“I’m not exaggerating when I say I’m a living schizophrenia case,” he said. “On the one side I refuse al Qaeda ideology, but on the other I miss military life and hate the government that commands this army.”
According to Khalid Al Dulaimi, a leading figure in the Fallujah tribal military council that functions as an informal umbrella group for antigovernment militants, Gen. Mashhadani has become a favorite among younger fighters. He now controls a unit of 103 militants, all from different tribal backgrounds, in a southern suburb of Fallujah.
Gen. Mashhadani admits that it was “bad luck” that compelled him to join with al Qaeda. But for the first time since 2003, he says, he is earning a respectable salary of about $1,000 a month—comparable to that of a new army lieutenant, he says. And he has a refrigerator stocked with food, some spare cash to spend and a loyal following of young soldiers who value his hard-won expertise.
“Today I will prove to Maliki and to anyone who refused my return to the army that I deserve to be an army commander,” he said. “Today, I am absolutely with al Qaeda.”
—Uthman Al Mukhtar, Adam Entous and Julian E. Barnes contributed to this article.
Write to Matt Bradley at firstname.lastname@example.org
“Syria’s Fourth Year Of War Will Look A Lot Like Its Third,” by Max Rosenthal, Huffington Post
“DEBATE – Syria Three Years On,” Christian Chesnot, Naïm KOSAYYER and Joshua Landis – France 24
Joshua Landis speaks with C-Span on Third Anniversary of the Syrian Uprising
Syria Plans Presidential Elections in Summer
Minister Says Assad Will Likely Be One of Several Candidates
By Sam Dagher, March 16, 2014
DAMASCUS, Syria—Syria plans to conduct presidential elections this summer in all areas under government control and President Bashar al-Assad will likely be one of several candidates to run, the minister of information said.
Omran al Zoubi, in an interview with The Wall Street Journal on Sunday, gave the first confirmation that Syria will definitely hold the vote and that it will be open to other candidates.
He dismissed all concerns about the wisdom and practicality of holding elections in a country mired in a civil war over the legitimacy of Mr. Assad’s rule.
“Presidential elections will occur on time in accordance with the constitution,” he said. “We will implement the Syrian constitution verbatim whether this pleases or angers certain people.”
“This is how the regime aims to destroy our community.
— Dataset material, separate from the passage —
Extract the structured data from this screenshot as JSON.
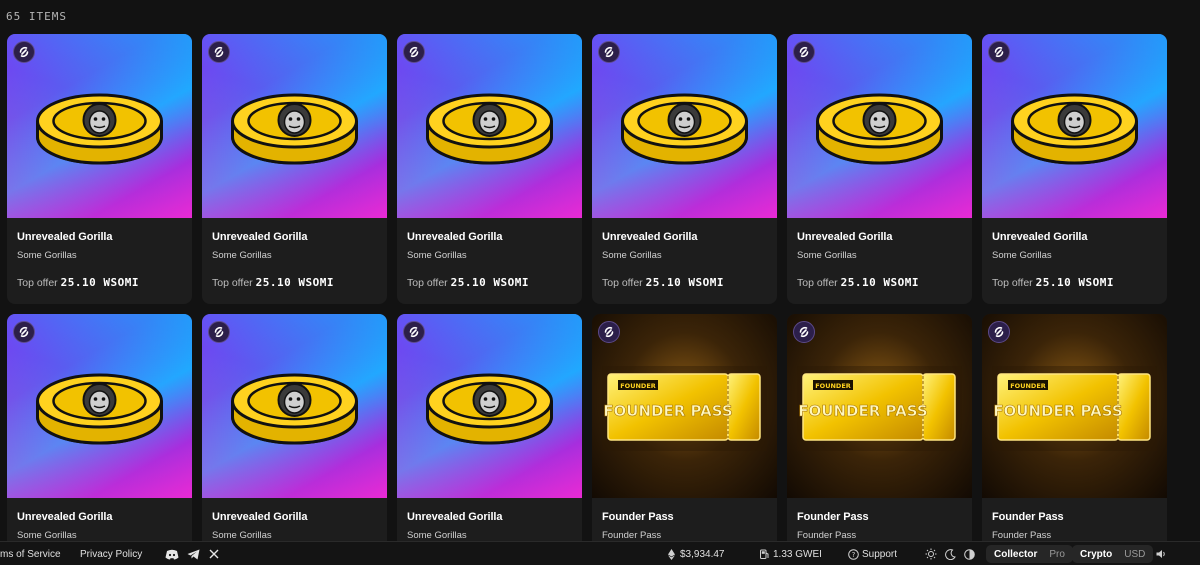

They pressure and pressure until we turn on each other. Can you believe that now rebels are asking store owners for protection money?” said one resident. “We’ve turned into a cowboy movie.”
“Our leadership is a genius to come up with the ceasefire idea in Barzeh,” one intelligence officer boasted in an overheard conversation with a taxi driver in Damascus. “We turned the rebels from fighters into bunnies in our hands.”
That frustration is mixed with resignation that, after a long and costly struggle to end four decades of Assad family rule, some people just want the conflict to end.
Three years after the demands for reform erupted around Damascus and demonstrators chanted “Leave, Leave Bashar”, a new refrain is heard whenever people broach the issue of ceasefires.
“We want to live,” they say.